“I see it all the time. If a kid gets a D on a quiz, their first thought is, ‘The teacher graded me harshly. That’s not my fault,’” he said. “It’s not the teacher’s fault they didn’t study. The teacher graded the quiz as it is and the kid just automatically assumes they did everything right and the teacher’s wrong. So kids need to … just realize that’s not the teacher’s fault, it’s theirs.”
The students brainstormed ideas to improve student-teacher relations, like having more time together and emphasizing the advisor-advisee connection.
STRENGTHS AND WEAKNESSES
The students prioritized Mount Abe’s strengths and weaknesses surrounding risky behavior.
Two major weaknesses the students identified were:
• 5 percent of ninth- and 10th-graders have had sexual intercourse with four or more people.
• The percentage of students who have ridden in a car with a driver under the influence of marijuana increases across grades, from 13 percent of freshman to 23 percent of seniors, with a spike of 28 percent of juniors.

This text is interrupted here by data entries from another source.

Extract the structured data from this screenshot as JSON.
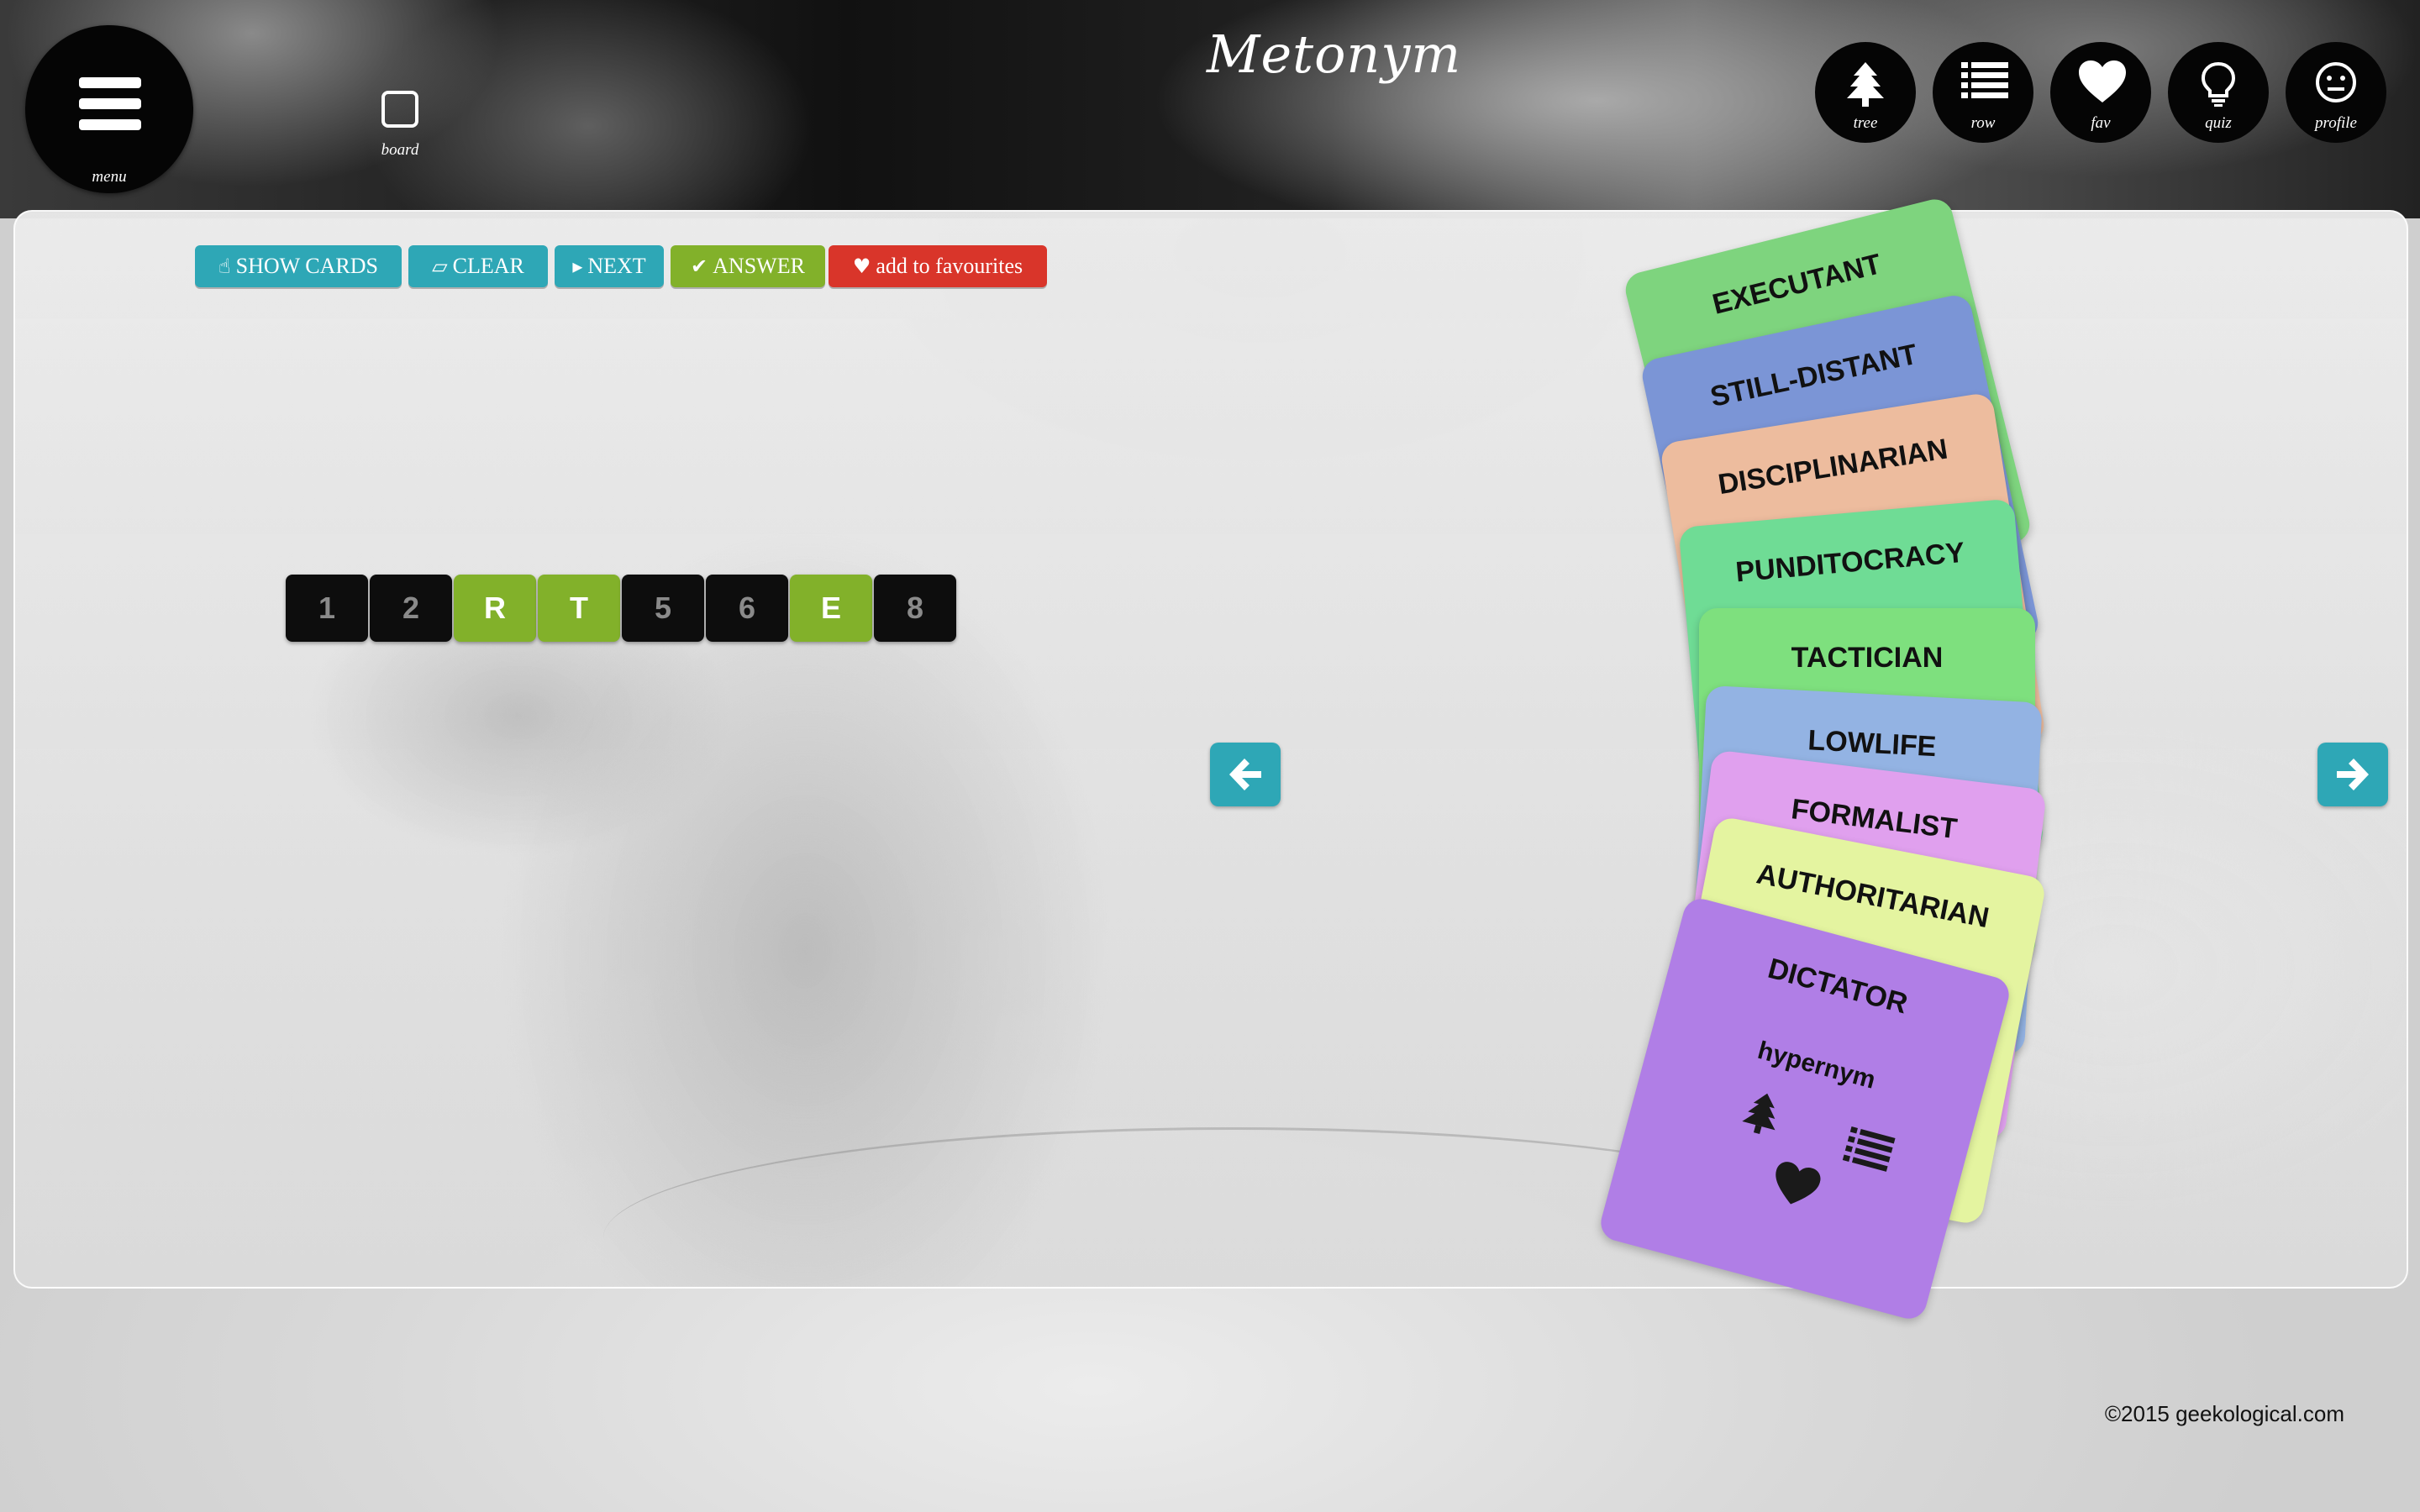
{
  "header": {
    "logo": "Metonym",
    "menu_label": "menu",
    "board_label": "board",
    "nav": [
      {
        "label": "tree",
        "icon": "tree-icon"
      },
      {
        "label": "row",
        "icon": "list-icon"
      },
      {
        "label": "fav",
        "icon": "heart-icon"
      },
      {
        "label": "quiz",
        "icon": "lightbulb-icon"
      },
      {
        "label": "profile",
        "icon": "smiley-icon"
      }
    ]
  },
  "toolbar": {
    "show_cards": "SHOW CARDS",
    "clear": "CLEAR",
    "next": "NEXT",
    "answer": "ANSWER",
    "favourites": "add to favourites"
  },
  "slots": [
    {
      "text": "1",
      "filled": false
    },
    {
      "text": "2",
      "filled": false
    },
    {
      "text": "R",
      "filled": true
    },
    {
      "text": "T",
      "filled": true
    },
    {
      "text": "5",
      "filled": false
    },
    {
      "text": "6",
      "filled": false
    },
    {
      "text": "E",
      "filled": true
    },
    {
      "text": "8",
      "filled": false
    }
  ],
  "cards": [
    {
      "word": "EXECUTANT",
      "color": "#7ed47e"
    },
    {
      "word": "STILL-DISTANT",
      "color": "#7b95d6"
    },
    {
      "word": "DISCIPLINARIAN",
      "color": "#edbc9e"
    },
    {
      "word": "PUNDITOCRACY",
      "color": "#6fdc95"
    },
    {
      "word": "TACTICIAN",
      "color": "#7ee07e"
    },
    {
      "word": "LOWLIFE",
      "color": "#93b3e3"
    },
    {
      "word": "FORMALIST",
      "color": "#e0a0ee"
    },
    {
      "word": "AUTHORITARIAN",
      "color": "#e4f4a0"
    },
    {
      "word": "DICTATOR",
      "color": "#b07ee6",
      "subtitle": "hypernym"
    }
  ],
  "colors": {
    "teal": "#2ea7b6",
    "green": "#82b12a",
    "red": "#d9352a"
  },
  "footer": {
    "copyright": "©2015 geekological.com"
  }
}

The students feel that one of the chief reasons ninth- and 10th-graders are having sexual intercourse is because the school doesn’t spend enough time on sex education in middle school.
“We were talking about changing the eighth-grade curriculum because they take one day to talk about sexual activity and we feel that’s not enough. They need to elaborate on it more,” said junior Amanda Vincent.
To discourage students from riding with drivers under the influence of marijuana, the planning committee thought a guest speaker or a campaign with clear signage about associated risks might help.
The study also showed the school has made a lot of progress in many areas. Students identified two of the school’s strengths:
• The number of students who have tried cigarettes has decreased steadily, from 56 percent in 1999 to 21 percent in 2011.
• The percentage of students who have driven after smoking marijuana in the past 30 days has dropped steadily from 15 percent in 1999 to 9 percent this year.
A DIVERSE SOLUTION
To assess the risk survey, the planning committee put together a group of students from various backgrounds.
“Our goal was to have a diverse group of students attend, and I think we accomplished that really well,” said Krampetz. “We had a bunch of people from all over the high school spectrum: from different social groups and varying grades.”
The range in views strengthened the group, explained members the planning committee, who were struck by how drastically the students’ views could vary and how well the group worked together.
“I thought that it was interesting … how some of the strengths and weaknesses seemed more important to me, but not the entire group … (Students’) priorities were different,” said Vincent. “We accomplished a lot with a very diverse group of kids.”
Moving ahead, the committee plans to engage the entire student body to consider the issues raised in the risk survey and organize a public discussion with the community about the survey’s results and the students’ findings. These preparations will begin this Tuesday, when the planning committee gets together for its weekly meeting.
Reporter Andrew Stein is at firstname.lastname@example.org.